We have sent out many "thank you" cards, we even saw some of the 'free cheese' coupons redeemed before we had to pull out of markets. We are still working on the 'thank yous', coupons and other 'thank you' gifts. To be brutally honest, we have been so overwhelmed with living largely hand to mouth, trying to keep 14 people and some 4 dozen goats going that it has been hard to keep up with the postage when we were so close to the edge, but I promise, we will get there.

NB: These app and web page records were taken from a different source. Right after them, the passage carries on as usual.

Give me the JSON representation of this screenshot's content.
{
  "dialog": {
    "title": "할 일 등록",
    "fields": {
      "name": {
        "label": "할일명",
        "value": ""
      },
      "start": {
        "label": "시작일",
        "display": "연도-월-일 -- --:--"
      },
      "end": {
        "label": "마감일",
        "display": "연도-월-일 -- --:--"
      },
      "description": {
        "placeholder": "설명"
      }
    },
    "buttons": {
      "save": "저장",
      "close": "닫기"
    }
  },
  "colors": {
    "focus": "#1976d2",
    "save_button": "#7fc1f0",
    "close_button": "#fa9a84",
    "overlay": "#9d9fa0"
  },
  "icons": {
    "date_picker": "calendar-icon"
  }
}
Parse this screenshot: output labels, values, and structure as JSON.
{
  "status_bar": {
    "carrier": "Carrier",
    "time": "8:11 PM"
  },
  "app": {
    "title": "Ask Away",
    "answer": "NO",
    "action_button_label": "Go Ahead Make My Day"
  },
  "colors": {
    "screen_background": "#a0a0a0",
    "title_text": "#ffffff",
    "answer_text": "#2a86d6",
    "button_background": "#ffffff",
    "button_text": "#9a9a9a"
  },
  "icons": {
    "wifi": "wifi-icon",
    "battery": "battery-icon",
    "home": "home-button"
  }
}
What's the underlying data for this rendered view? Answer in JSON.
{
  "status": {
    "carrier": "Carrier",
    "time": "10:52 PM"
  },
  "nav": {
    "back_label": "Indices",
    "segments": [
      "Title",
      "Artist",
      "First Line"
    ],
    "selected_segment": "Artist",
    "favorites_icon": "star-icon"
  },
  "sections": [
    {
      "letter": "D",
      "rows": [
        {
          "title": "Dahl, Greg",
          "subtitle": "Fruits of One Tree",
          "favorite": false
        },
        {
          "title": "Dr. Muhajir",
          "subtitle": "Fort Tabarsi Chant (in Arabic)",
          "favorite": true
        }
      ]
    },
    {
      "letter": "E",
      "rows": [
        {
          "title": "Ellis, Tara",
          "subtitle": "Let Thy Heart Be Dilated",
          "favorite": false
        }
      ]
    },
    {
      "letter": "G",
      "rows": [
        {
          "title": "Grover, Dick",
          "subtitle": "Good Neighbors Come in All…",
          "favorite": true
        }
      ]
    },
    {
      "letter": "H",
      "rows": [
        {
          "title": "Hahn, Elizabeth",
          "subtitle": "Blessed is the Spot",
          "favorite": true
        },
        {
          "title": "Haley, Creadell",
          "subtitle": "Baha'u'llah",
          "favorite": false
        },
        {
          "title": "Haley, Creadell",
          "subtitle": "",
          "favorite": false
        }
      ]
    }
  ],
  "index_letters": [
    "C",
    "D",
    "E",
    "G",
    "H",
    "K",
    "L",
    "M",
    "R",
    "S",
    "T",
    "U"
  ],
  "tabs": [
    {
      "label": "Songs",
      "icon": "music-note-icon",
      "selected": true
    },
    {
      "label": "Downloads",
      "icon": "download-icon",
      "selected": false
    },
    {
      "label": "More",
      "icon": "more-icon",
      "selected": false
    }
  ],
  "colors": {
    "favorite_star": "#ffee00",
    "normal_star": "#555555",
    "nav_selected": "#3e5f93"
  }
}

Lastly, this site has become important to us as a means of updating everyone. It is bittersweet to contemplate shutting this down for this reason. We have loved being able to come here and share where we are and what is going on and have the give and take of messages and comments. Obviously, we cannot keep a gofundme open forever! So, we are asking for your thoughts. Some ideas...we could simply transfer all of this over to facebook, but it will exclude the few who are not on facebook. We could pick up the blog that has been languishing and bring it to life again. We could also revisit the idea of an electronic newsletter. What do y’all think? Or should we just let it die and those who want to follow us can figure out a way to do so on their own? Feedback appreciated, here!
And again...thank you. We owe you more than we could possibly express.
I would love if you out the updates on Facebook. I know I will be able to keep up with you then. Please let us know what markets you will be at.
Congrats! So happy to hear about the babies and the babies to come!
Dont listen to them. They dont understand how your family inspires others and gives us hope that choosing to follow one's heart IS worthwhile.
The thought of folks attacking you is no surprise! Extremely sad but not surprising. Personally, I believe that You are special! You are a large family trying to keep a family farm going! Isn't that a very special and important thing in our country!!! Don't give up! Don't be discouraged! Keep pressing toward the mark that the LORD has shown you. Praying for you folks!!!
Don't give up. Please. I respect your family so very much. You are wonderful people.